=== What you need to do ===
Here you must reproduce each line of the data exactly.

=== Data records for software interfaces ===
== Segment start ==
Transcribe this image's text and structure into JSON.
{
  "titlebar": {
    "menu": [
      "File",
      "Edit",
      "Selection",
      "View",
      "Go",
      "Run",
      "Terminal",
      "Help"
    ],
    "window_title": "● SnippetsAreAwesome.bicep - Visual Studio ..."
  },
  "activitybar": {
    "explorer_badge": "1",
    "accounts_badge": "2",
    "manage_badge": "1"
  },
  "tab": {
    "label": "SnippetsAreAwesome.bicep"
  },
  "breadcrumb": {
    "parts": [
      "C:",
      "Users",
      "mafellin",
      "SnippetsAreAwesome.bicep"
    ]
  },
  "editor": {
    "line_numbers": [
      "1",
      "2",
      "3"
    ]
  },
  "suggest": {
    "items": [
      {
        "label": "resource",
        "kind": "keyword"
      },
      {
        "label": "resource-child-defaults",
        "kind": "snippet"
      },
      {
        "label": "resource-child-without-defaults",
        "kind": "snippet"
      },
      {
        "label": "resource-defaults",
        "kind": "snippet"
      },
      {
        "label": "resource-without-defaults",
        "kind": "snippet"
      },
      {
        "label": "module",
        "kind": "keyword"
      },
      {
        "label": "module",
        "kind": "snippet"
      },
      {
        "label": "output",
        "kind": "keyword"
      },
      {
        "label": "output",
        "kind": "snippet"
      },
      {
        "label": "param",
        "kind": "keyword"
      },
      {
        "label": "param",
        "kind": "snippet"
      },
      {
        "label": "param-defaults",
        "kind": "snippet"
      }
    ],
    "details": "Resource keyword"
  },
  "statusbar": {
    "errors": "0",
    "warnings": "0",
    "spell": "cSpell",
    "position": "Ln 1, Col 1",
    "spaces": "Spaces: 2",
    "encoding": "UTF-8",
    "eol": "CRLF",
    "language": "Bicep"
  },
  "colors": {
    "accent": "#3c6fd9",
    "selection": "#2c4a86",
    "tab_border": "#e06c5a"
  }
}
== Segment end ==
=== Answer space ===
Transcribe this image's text and structure into JSON.
{
  "titlebar": {
    "menu": [
      "File",
      "Edit",
      "Selection",
      "View",
      "Go",
      "Run",
      "Terminal",
      "Help"
    ],
    "window_title": "● SnippetsAreAwesome.bicep - Visual Studio ..."
  },
  "activitybar": {
    "explorer_badge": "1",
    "accounts_badge": "2",
    "manage_badge": "1"
  },
  "tab": {
    "label": "SnippetsAreAwesome.bicep"
  },
  "breadcrumb": {
    "parts": [
      "C:",
      "Users",
      "mafellin",
      "SnippetsAreAwesome.bicep"
    ]
  },
  "editor": {
    "line_numbers": [
      "1",
      "2",
      "3"
    ]
  },
  "suggest": {
    "items": [
      {
        "label": "resource",
        "kind": "keyword"
      },
      {
        "label": "resource-child-defaults",
        "kind": "snippet"
      },
      {
        "label": "resource-child-without-defaults",
        "kind": "snippet"
      },
      {
        "label": "resource-defaults",
        "kind": "snippet"
      },
      {
        "label": "resource-without-defaults",
        "kind": "snippet"
      },
      {
        "label": "module",
        "kind": "keyword"
      },
      {
        "label": "module",
        "kind": "snippet"
      },
      {
        "label": "output",
        "kind": "keyword"
      },
      {
        "label": "output",
        "kind": "snippet"
      },
      {
        "label": "param",
        "kind": "keyword"
      },
      {
        "label": "param",
        "kind": "snippet"
      },
      {
        "label": "param-defaults",
        "kind": "snippet"
      }
    ],
    "details": "Resource keyword"
  },
  "statusbar": {
    "errors": "0",
    "warnings": "0",
    "spell": "cSpell",
    "position": "Ln 1, Col 1",
    "spaces": "Spaces: 2",
    "encoding": "UTF-8",
    "eol": "CRLF",
    "language": "Bicep"
  },
  "colors": {
    "accent": "#3c6fd9",
    "selection": "#2c4a86",
    "tab_border": "#e06c5a"
  }
}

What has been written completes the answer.